There are certainly quicker cars in the ST's class, like the Renault Megane Renaultsport and SEAT Leon Cupra 290, but they are more expensive and are arguably more 'hardcore' next to the Focus ST. Other rivals such as the Volkswagen Golf GTI and Skoda Octavia vRS are both slower than the petrol ST, and aren't as much fun to drive either.
Two engines are on offer to Focus ST buyers - a 247bhp 2.0-litre EcoBoost petrol engine or a 181bhp 2.0-litre diesel engine. The petrol is much the faster of the two, managing 0-62mph in 6.5 seconds compared to the diesel's time of 8.1 seconds. The trade off is that the diesel is much cheaper to run.
The diesel claims an economy figure of 67mpg and CO2 emissions of 110g/km, resulting in a tax bill of just £20 a year and a 20% Benefit-in-Kind (BiK) rating for company car buyers. The petrol engine is capable of 41mpg and its CO2 emissions of 154g/km mean tax is much higher at £180 per year.

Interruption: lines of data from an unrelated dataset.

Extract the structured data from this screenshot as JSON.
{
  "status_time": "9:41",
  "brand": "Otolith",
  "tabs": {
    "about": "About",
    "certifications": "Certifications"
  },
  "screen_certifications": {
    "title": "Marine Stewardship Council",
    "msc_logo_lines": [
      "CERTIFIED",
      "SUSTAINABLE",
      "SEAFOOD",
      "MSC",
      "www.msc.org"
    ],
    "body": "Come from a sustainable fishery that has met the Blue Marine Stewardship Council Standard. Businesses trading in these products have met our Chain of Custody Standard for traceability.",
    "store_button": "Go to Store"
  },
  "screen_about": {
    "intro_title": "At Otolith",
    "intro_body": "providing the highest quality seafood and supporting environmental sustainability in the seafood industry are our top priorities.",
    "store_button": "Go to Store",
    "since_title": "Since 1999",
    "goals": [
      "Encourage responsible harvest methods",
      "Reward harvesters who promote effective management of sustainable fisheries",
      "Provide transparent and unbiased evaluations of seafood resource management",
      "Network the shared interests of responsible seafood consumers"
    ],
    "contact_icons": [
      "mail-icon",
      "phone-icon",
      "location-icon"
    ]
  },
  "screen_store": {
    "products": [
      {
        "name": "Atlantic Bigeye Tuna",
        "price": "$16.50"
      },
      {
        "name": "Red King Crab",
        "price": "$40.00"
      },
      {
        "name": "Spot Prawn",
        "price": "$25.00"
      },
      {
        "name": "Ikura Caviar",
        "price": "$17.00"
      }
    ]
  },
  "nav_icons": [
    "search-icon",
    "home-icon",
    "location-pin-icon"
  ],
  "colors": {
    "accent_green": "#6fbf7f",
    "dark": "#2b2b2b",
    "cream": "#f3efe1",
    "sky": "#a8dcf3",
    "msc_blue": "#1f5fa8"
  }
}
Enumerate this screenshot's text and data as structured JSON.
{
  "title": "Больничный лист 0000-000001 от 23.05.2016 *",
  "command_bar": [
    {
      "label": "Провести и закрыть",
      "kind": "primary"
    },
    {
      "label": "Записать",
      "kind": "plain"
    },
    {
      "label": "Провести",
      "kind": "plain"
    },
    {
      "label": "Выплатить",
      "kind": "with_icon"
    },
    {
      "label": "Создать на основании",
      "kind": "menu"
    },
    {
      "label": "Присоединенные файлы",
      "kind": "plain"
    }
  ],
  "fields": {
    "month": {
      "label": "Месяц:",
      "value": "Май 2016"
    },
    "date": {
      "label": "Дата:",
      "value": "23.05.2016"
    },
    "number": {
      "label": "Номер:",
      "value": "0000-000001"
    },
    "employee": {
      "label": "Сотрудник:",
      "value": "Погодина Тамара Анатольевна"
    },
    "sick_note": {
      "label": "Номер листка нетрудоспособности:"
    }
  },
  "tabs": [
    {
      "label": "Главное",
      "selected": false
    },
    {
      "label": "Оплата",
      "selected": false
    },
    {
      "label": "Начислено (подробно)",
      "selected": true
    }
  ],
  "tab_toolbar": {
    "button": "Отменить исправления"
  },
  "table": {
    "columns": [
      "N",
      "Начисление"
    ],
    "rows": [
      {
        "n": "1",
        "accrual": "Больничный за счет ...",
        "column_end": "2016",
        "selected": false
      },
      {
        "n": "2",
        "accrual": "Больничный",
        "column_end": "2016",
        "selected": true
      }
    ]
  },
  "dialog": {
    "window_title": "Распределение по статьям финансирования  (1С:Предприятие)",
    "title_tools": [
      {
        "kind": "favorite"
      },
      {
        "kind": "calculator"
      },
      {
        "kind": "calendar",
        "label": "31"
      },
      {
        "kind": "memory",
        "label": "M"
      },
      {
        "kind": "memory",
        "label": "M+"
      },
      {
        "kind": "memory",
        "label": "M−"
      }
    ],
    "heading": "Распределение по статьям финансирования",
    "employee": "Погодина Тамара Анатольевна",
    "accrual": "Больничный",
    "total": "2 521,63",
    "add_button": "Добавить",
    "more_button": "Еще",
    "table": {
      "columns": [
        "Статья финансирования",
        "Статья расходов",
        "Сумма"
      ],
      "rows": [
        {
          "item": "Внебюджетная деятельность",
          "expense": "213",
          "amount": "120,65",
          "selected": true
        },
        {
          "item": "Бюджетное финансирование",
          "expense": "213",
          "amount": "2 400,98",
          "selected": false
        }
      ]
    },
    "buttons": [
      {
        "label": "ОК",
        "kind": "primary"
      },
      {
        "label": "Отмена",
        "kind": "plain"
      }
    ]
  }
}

While significantly more costly to run than the diesel, the petrol engine is relatively efficient considering how powerful it is.
That power will take the petrol model to over 150mph but the car is also very entertaining to drive in corners. It may not be as capable or involving as the Megane and the Leon Cupra but it's more exciting than the Golf GTI, and it also manages to be comfortable and practical for family life at the same time. The ride can feel firm sometimes and the front wheels occasionally lose grip under hard acceleration, but overall the setup is conducive to excellent cornering and confidence-inspiring steering.
In terms of practicality, the Focus ST doesn’t suffer compared to the standard model. You can only get with five doors, which makes getting people and/or luggage in and out of the back seats easy, while the boot holds the same 316 litres as the standard car, although this is a little bit behind some rivals.
You can have your Focus ST in one of three trim levels: ST1, ST2 and ST3. The entry-level ST1 model includes a bodykit, 18-inch alloy wheels, Recaro seats, sports suspension, DAB digital radio and Ford's SYNC infotainment system.
We think the mid-range ST2 strikes the best balance between price and equipment of the three, as it includes dual-zone climate control and a fast-demisting windscreen, as well as automatic lights and rain-sensing wipers.
As it’s essentially the same car as the standard Ford Focus, the ST has the same five-star Euro NCAP crash safety rating. It gets all the same safety equipment as the standard hatchback, including tyre-pressure monitoring.
Ford doesn’t have the greatest reputation for reliability, but the Focus fared reasonably well in our 2015 Driver Power customer satisfaction survey. Overall, it was ranked 65th out of 200 cars by owners, while it came 56th for reliability, so the ST should prove to be a decent long-term proposition.